The second point of difficulty in the conversation – though I must admit this is more of a suspicion than something coming clearly out of our brief conversation – is a different understanding of what the gospel actually is and, to a lesser extent, how it goes out. Knowing the four villages we were talking about as I do, I am aware that they have small Church of England buildings in their midst. But I suspect our different views of what the gospel actually is and how it is proclaimed caused the problem here.

Without denigrating any of these particular things, I do not think that ‘doing good’ is, of itself, the gospel. I do not think holding church services is the gospel. I do not think praying for the local community is the gospel. I do not think reading scriptures or running through the format of the prayer book is the gospel. I do not think rolling off the creeds on a Sunday is the gospel. I do not think sermons are the gospel. Most of these are great things, but all can be done without any reference to the gospel at all. Doing them, of themselves, is neither the gospel itself nor to necessarily proclaim the gospel.
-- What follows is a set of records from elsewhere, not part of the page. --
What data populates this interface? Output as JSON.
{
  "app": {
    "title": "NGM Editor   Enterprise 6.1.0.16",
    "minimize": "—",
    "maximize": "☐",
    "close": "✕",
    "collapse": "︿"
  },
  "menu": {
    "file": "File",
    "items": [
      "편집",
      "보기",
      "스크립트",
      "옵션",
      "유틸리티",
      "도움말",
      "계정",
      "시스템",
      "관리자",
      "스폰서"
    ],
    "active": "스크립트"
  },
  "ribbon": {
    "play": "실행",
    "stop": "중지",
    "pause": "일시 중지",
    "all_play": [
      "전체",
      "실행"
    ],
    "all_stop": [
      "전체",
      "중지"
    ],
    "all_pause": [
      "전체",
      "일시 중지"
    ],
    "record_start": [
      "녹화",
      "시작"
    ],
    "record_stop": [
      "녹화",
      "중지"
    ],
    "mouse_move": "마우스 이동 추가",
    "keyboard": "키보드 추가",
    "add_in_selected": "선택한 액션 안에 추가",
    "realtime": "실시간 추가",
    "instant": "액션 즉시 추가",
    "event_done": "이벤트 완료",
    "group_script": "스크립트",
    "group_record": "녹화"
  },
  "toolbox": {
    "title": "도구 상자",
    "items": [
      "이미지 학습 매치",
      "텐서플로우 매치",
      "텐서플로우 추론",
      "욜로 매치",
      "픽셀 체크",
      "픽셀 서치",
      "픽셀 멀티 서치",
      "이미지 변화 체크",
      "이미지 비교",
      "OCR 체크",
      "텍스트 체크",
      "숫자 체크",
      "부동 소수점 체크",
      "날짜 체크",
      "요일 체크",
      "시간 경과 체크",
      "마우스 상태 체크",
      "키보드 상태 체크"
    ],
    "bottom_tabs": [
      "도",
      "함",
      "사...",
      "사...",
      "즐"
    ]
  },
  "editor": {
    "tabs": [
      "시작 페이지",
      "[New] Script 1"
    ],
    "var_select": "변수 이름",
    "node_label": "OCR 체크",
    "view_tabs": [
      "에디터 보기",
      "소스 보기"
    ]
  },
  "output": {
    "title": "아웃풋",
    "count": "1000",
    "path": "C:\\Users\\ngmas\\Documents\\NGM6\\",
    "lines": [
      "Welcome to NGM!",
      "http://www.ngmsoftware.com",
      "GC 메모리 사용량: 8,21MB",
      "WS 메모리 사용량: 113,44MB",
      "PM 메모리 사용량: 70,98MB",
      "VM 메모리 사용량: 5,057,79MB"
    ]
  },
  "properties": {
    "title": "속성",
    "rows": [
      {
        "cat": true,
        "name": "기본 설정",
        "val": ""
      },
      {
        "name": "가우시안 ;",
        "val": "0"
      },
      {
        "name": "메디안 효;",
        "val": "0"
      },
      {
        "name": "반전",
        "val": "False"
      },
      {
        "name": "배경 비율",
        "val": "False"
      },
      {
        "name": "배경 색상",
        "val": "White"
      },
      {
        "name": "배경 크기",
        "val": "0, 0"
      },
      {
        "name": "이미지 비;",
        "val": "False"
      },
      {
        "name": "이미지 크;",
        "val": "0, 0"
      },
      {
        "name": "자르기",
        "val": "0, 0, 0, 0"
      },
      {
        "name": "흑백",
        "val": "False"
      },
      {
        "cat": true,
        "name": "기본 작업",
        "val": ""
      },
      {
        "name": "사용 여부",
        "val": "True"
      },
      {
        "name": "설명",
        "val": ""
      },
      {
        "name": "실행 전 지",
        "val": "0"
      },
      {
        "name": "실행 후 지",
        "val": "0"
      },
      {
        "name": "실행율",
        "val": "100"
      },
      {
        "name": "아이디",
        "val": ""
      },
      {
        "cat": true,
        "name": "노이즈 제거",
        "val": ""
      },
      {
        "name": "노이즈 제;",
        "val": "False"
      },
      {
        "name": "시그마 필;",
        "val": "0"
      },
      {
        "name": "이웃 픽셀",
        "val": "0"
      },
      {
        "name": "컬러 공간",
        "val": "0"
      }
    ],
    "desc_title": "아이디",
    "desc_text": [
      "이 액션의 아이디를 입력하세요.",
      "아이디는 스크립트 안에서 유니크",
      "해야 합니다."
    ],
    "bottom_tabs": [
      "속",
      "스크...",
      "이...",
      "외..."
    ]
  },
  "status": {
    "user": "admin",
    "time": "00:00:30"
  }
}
The gospel, essentially, is that Christ Jesus came into the world to save sinners. We are separated from God because of our sin and through it we stand under God’s righteous judgement. Jesus Christ, in his life, death and resurrection obeyed the demands of the law that we couldn’t, died the death that we deserved to die in our place and rose again for our justification showing that the Father vindicated his sacrifice on our behalf. Now, all who repent of their sin and believe by faith in Jesus may have a restored relationship with God, receive eternal life and enjoy him forever. That, dear friends, is the gospel.

To press on from that, gospel work is anything that actively makes that message known. It, at some point, necessarily involved telling people about their lost estate, telling people about sin and judgement and telling them about the offer of salvation found only in Christ. God, in his sovereignty, has ordained the church to be his heralds in the world so that he might work in and through them to grow his people to maturity and save a people for himself. God remains sovereign in gospel work – we can only proclaim while the Lord must empower his people to go and is the only one able to effect hearts and draw people to himself – but it does require us to go. We go when the Lord sovereignly moves us to go in the power of his Spirit. Nonetheless, go and proclaim we must. That is the Great Commission (along with a bunch of other bits of scripture saying the same).

When I said not much was going on, this was what I was talking about. In my view, there is not much of that happening in those villages. Little was happening to proclaim the truth of the gospel that involves God’s people sovereignly going and sharing the good news of Jesus Christ with those who have never heard of him. I have no doubt there are services taking place and no doubt some good works are being done. But these are not the gospel and are not, in essence, gospel works. They could be gospel works but only if they are carried out with the expressed aim of intentionally sharing the gospel message, in some measure, with those who come.

I think it was those two things that led to our crossed wires. It also means, when we are talking about planting churches and doing gospel work in an area, we need to be clear on what we are talking about. If there is no active proclamation of the gospel and there is no effort by the church to do as Christ commanded and take the gospel out to the world – a functional hyper-Calvinism or an ingrained apathy with a hand-waving justification that God is sovereign – then we can rightly say there is no gospel work in that area and to suggest a church plant would seem entirely right.